OAKRIDGE BIBLE CHAPEL

Is the Bible All We Need? (Part 3)

Scripture’s Sufficiency Celebrated by David

There is perhaps no grander description of the nature, power, and purpose of the word of God then that which is provided by David in Psalm 19. After proclaiming and praising the graciousness of God in revealing his glorious self, matchless power, and inexhaustible knowledge to humanity through his creation (vv. 1–6), the king turns the attention of his pen to God’s written revelation.1

“The law of the Lord is perfect, restoring the soul.
The testimony of the Lord is sure, making wise the simple.
The precepts of the Lord are right, rejoicing the heart;
The commandment of the Lord is pure, enlightening the eyes.
The fear of the Lord is clean, enduring forever;
The judgments of the Lord are true; they are righteous altogether” (vv. 7–9).

The Nature of the Word

David makes use of six different titles for the Scriptures he’s describing, all of which end with a statement of to whom they belong and from whom they originate—“of the Lord.” 

God teaches his flawless doctrine throughout “the whole run and rule of sacred Writ.”2 His word is his reliable testimony, bearing perfect witness to his character and will. The Scriptures communicate God’s right expectations of and principles for humanity’s productivity. They are his flawless and illuminating commandments. When the Almighty speaks it is awe-inspiring and worship-inducing and what he says faultlessly determines right and wrong. 

Like examining a priceless gem from different angles, the psalmist expresses his praise for the incomparable nature of God’s beautiful and multi-faceted word. It is without blemish, without equal, and without deficiency. In it God perfectly, purely, reliably, and efficaciously reveals his will, standards, demands, character, and expectations to his people. It is sufficient.

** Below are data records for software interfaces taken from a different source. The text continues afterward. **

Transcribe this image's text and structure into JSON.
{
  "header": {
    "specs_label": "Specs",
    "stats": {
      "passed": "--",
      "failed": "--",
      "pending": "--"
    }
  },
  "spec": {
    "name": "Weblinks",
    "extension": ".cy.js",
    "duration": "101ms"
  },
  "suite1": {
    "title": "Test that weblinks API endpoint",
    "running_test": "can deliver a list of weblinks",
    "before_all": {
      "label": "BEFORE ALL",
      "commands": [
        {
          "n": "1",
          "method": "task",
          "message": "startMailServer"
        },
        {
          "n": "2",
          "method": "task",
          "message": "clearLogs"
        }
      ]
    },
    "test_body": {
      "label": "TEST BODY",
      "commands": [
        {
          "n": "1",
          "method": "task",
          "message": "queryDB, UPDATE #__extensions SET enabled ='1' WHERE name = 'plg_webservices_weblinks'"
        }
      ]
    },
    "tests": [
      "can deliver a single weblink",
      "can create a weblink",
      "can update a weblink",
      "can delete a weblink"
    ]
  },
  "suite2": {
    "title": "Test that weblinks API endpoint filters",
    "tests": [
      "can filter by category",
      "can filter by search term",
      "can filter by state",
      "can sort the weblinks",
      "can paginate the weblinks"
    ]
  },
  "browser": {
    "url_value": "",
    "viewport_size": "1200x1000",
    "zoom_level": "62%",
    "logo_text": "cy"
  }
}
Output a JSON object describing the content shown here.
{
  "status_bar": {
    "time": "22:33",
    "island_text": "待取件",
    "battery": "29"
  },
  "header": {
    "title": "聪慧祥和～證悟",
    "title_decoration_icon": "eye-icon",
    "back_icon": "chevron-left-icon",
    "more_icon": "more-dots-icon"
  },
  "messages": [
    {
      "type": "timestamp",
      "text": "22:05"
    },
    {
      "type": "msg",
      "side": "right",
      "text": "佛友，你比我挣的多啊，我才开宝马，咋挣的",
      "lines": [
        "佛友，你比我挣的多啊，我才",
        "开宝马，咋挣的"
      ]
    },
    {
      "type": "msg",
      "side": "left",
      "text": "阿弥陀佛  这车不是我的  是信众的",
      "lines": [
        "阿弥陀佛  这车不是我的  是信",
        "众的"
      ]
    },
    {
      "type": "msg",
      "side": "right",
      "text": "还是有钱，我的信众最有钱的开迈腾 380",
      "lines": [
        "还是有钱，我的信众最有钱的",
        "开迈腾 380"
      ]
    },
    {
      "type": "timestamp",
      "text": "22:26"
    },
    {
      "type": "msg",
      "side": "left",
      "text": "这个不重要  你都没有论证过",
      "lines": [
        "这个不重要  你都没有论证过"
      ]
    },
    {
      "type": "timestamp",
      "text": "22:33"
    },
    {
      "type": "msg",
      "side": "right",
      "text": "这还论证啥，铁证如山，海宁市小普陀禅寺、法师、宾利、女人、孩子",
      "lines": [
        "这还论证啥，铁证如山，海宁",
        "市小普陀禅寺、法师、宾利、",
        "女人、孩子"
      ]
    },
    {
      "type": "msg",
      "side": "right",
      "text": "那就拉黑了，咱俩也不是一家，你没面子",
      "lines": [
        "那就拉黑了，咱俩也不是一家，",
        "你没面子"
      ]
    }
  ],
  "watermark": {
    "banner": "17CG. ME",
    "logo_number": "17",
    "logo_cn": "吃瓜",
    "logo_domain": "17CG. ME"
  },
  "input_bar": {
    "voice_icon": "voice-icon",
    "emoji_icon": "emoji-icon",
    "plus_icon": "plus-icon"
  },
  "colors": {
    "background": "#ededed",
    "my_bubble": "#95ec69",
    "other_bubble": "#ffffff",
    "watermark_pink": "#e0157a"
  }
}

The Functions of the Word

But David doesn’t stop there. Interwoven into his description of the nature of God’s word are statements of the functions of God’s word. Not only does he honour what the Scriptures are—i.e., their sufficiency—but he also eulogizes what they’re for—i.e., their intended purpose.

For the purpose for which it was given, Scripture is enough.

According to the psalmist, God’s word restores the soul and makes wise the simple. It revives that which is decaying under affliction and enlightens the otherwise ignorant. The Scriptures bring rejoicing to the heart and enlightenment to the eyes. For God’s people they are not a burden but a thrill, giving wisdom and insight to the dumb and dim. What God has revealed endures forever and is wholly righteous. Its teachings, purity, and precepts are of perpetual and never-expiring obligation and, at the same time, could not be more true from beginning to end.

God’s word is perfectly sufficient. But, for what? It is sufficient—lacking nothing necessary—for providing spiritual healing, wisdom, joy, illumination, guidance, and morality. For the purpose for which it was given, Scripture is enough.

It is of little wonder that, after this brief reflection on the nature and power of God’s word, David is moved to declare his affection for it, claiming it to be “more desirable than gold, yes, than much fine gold; sweeter also than honey and the drippings of the honeycomb” (v. 10).

Next week, to the New Testament!


1 “The nineteenth psalm is one of meditative praise. The psalmist, looking abroad over the whole world, finds two main subjects for his eulogy—first, the glorious fabric of the material creation (vers. 1–6); and, secondly, the Divine Law which God has given to man (vers. 7–11).” H. D. M. Spence-Jones, ed., Psalms, vol. 1, The Pulpit Commentary (New York, NY: Funk & Wagnalls Co., 1909), 128.

2 C. H. Spurgeon, The Treasury of David, vol. 1 (McLean, VA: MacDonald Publishing Co., 1975), 272.